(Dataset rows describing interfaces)
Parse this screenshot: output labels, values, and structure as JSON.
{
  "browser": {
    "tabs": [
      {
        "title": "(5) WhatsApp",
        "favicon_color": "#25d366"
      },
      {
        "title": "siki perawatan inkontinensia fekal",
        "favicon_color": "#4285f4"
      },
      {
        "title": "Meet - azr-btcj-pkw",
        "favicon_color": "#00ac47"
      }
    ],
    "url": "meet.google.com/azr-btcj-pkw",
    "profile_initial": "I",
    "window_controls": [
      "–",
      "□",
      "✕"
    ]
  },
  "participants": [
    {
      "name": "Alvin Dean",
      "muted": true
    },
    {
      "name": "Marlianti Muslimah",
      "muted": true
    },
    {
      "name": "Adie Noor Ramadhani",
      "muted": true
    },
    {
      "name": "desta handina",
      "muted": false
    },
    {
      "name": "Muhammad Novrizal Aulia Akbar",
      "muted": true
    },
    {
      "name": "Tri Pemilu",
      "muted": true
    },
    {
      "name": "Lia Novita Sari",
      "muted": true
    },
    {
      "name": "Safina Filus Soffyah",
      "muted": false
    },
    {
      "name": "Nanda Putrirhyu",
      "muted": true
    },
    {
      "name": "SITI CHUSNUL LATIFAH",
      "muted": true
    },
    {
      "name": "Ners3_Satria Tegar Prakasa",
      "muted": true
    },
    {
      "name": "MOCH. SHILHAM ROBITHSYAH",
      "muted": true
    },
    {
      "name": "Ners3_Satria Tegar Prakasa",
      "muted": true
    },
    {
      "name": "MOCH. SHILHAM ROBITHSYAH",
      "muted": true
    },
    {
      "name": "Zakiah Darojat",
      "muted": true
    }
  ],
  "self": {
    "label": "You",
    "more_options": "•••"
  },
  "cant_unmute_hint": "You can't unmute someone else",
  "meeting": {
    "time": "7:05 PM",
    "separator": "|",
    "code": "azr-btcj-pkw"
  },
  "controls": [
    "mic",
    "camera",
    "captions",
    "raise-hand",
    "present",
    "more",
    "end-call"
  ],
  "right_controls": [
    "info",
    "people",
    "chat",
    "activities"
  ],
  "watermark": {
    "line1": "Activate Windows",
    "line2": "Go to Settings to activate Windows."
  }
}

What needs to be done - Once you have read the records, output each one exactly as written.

Result for this exercise -
Parse this screenshot: output labels, values, and structure as JSON.
{
  "browser": {
    "tabs": [
      {
        "title": "(5) WhatsApp",
        "favicon_color": "#25d366"
      },
      {
        "title": "siki perawatan inkontinensia fekal",
        "favicon_color": "#4285f4"
      },
      {
        "title": "Meet - azr-btcj-pkw",
        "favicon_color": "#00ac47"
      }
    ],
    "url": "meet.google.com/azr-btcj-pkw",
    "profile_initial": "I",
    "window_controls": [
      "–",
      "□",
      "✕"
    ]
  },
  "participants": [
    {
      "name": "Alvin Dean",
      "muted": true
    },
    {
      "name": "Marlianti Muslimah",
      "muted": true
    },
    {
      "name": "Adie Noor Ramadhani",
      "muted": true
    },
    {
      "name": "desta handina",
      "muted": false
    },
    {
      "name": "Muhammad Novrizal Aulia Akbar",
      "muted": true
    },
    {
      "name": "Tri Pemilu",
      "muted": true
    },
    {
      "name": "Lia Novita Sari",
      "muted": true
    },
    {
      "name": "Safina Filus Soffyah",
      "muted": false
    },
    {
      "name": "Nanda Putrirhyu",
      "muted": true
    },
    {
      "name": "SITI CHUSNUL LATIFAH",
      "muted": true
    },
    {
      "name": "Ners3_Satria Tegar Prakasa",
      "muted": true
    },
    {
      "name": "MOCH. SHILHAM ROBITHSYAH",
      "muted": true
    },
    {
      "name": "Ners3_Satria Tegar Prakasa",
      "muted": true
    },
    {
      "name": "MOCH. SHILHAM ROBITHSYAH",
      "muted": true
    },
    {
      "name": "Zakiah Darojat",
      "muted": true
    }
  ],
  "self": {
    "label": "You",
    "more_options": "•••"
  },
  "cant_unmute_hint": "You can't unmute someone else",
  "meeting": {
    "time": "7:05 PM",
    "separator": "|",
    "code": "azr-btcj-pkw"
  },
  "controls": [
    "mic",
    "camera",
    "captions",
    "raise-hand",
    "present",
    "more",
    "end-call"
  ],
  "right_controls": [
    "info",
    "people",
    "chat",
    "activities"
  ],
  "watermark": {
    "line1": "Activate Windows",
    "line2": "Go to Settings to activate Windows."
  }
}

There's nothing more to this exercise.